The day is finally upon us. After nearly nonstop anticipation, excitement, and maybe a bit of trepidation, it is here. At long last, we’re on the eve of November the Sixth: My mom’s 90th birthday.
Yes, it’s also election day. And, as it turns out, those two momentous occasions are directly related.
A few days after my mom’s 10th birthday in Cologne, she heard the sound of breaking glass downstairs. The horror of Kristallnacht had brought history to her doorstep; and soon hate, bigotry, and injustice would rip her family, her community, and her world apart. In the ensuing years, she would escape to a children’s home in France where love, tolerance, and righteous leadership would help her piece things back together.
She came to America, met my dad (a fellow survivor and a fighter with the Partisans), and together they built what is, given their childhood experiences, a wildly successful and shockingly moral life.
Over the past few decades, my mom has worked with top educators around the country to create university courses that challenge students to find connections between periods of violent antisemitism and other acts of genocide to better equip society to live up to the mantra: Never Again.
So tomorrow is a big day. We’re celebrating the 90th birthday of someone whose personal history made it reasonably unlikely she’d reach her eleventh. And we’re voting in an American election at a moment when antisemitism (and racism, fascism, xenophobia, fear-mongering, etc.) is once again on the rise in places as far as Poland, Germany, and Hungary, and as close as Pittsburgh’s Tree of Life synagogue.
While she understands that everything is political, my mom is far from being a rabid partisan. The morning after Trump’s election, she said, “He deserves a chance to lead.” Well, he’s been given that chance. And politicians across the country have been given the chance to decide how to respond to his brand of leadership.
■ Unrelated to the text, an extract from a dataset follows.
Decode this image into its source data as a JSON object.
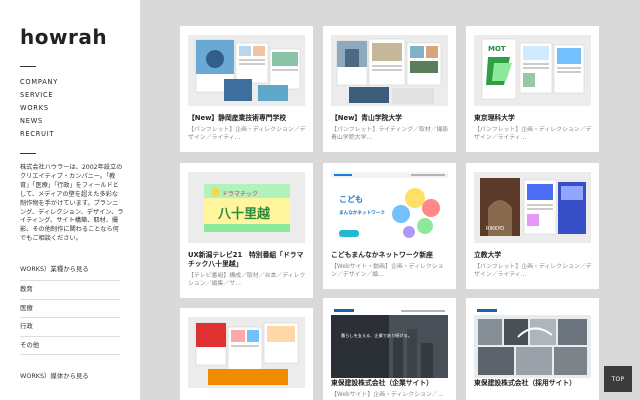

For myself, my mom, and my country, I’ve been disappointed in the results of this unfortunate experiment, saddened by the hateful rhetoric that has come to define our political discourse, and sickened by the lives lost as that rhetoric has materialized into physical violence. With links and comments in NextDraft, I’ve attempted to document the rise of hate across the world and connect that trend to those that preceded the twentieth century’s darkest days. This is in part because I see these kinds of stories emerging more often. But it’s mostly because my parents, who have never suggested such connections before, regularly describe the parallels between today’s political patterns and the ones they experienced during their childhoods.
I’m not going to tell you who or what to vote for on Tuesday. And neither is my mom. She’s 90, her back hurts, and she’s been fighting this fight her whole life. Let her eat cake. It’s our turn. What I am asking you, even demanding of you, is that in every checkbox you mark on your ballot, you vote against this burgeoning hate. That’s the best gift you can give to my mom — and your country — on her birthday.